*Task goal*. Search the material below for the string "value". Return every line that holds it.

————

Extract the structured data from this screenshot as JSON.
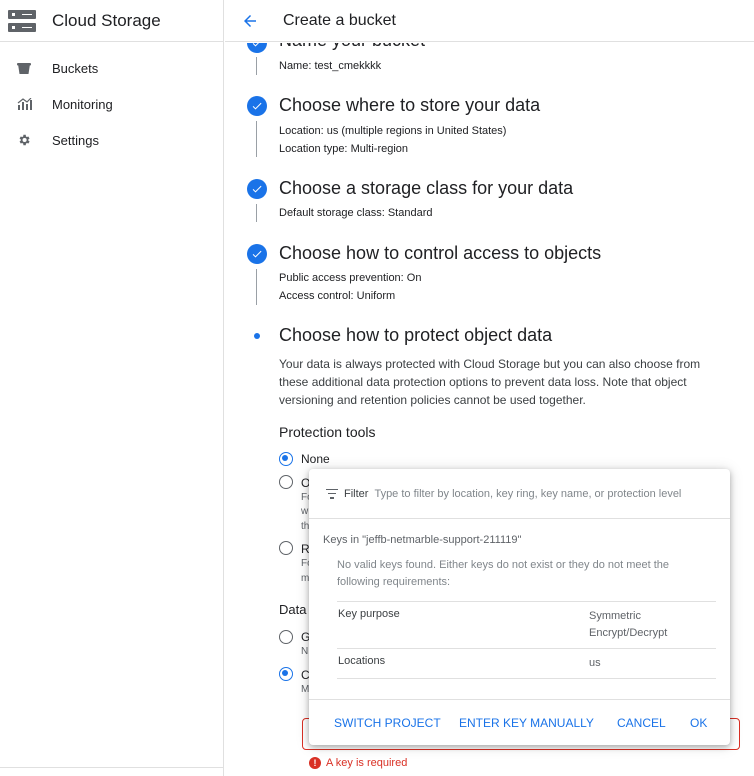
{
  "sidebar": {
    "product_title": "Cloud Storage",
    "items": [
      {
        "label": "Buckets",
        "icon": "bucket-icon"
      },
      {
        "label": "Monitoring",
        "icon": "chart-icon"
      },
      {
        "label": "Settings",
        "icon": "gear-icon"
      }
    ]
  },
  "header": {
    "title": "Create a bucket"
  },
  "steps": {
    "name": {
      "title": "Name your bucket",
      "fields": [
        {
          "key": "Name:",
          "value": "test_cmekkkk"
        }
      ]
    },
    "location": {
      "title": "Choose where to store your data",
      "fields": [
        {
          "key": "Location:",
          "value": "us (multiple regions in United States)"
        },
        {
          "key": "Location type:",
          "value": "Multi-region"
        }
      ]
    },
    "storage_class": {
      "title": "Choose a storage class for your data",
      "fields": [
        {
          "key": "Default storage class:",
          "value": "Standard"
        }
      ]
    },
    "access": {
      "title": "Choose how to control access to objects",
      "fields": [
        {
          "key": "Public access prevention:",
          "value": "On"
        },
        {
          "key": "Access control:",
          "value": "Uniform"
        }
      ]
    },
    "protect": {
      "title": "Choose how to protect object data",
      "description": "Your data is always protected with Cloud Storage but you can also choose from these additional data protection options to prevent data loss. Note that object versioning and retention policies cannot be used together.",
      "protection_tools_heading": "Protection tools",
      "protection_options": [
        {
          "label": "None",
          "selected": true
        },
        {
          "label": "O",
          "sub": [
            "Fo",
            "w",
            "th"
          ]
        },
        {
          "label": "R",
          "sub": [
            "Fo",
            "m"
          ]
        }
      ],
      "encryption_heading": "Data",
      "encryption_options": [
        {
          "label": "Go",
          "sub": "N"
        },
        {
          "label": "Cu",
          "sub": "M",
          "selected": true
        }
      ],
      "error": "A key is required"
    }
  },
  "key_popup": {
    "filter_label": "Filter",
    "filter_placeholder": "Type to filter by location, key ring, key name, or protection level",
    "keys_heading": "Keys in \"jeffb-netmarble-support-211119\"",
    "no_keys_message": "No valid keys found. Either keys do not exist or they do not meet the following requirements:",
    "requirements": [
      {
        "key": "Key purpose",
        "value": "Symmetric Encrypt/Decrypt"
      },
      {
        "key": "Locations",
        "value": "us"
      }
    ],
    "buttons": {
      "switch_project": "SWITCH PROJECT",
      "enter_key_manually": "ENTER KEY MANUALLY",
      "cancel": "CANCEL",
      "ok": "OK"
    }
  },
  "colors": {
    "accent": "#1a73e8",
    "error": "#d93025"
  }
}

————

*Exercise output*.
          "value": "test_cmekkkk"
          "value": "us (multiple regions in United States)"
          "value": "Multi-region"
          "value": "Standard"
          "value": "On"
          "value": "Uniform"
        "value": "Symmetric Encrypt/Decrypt"
        "value": "us"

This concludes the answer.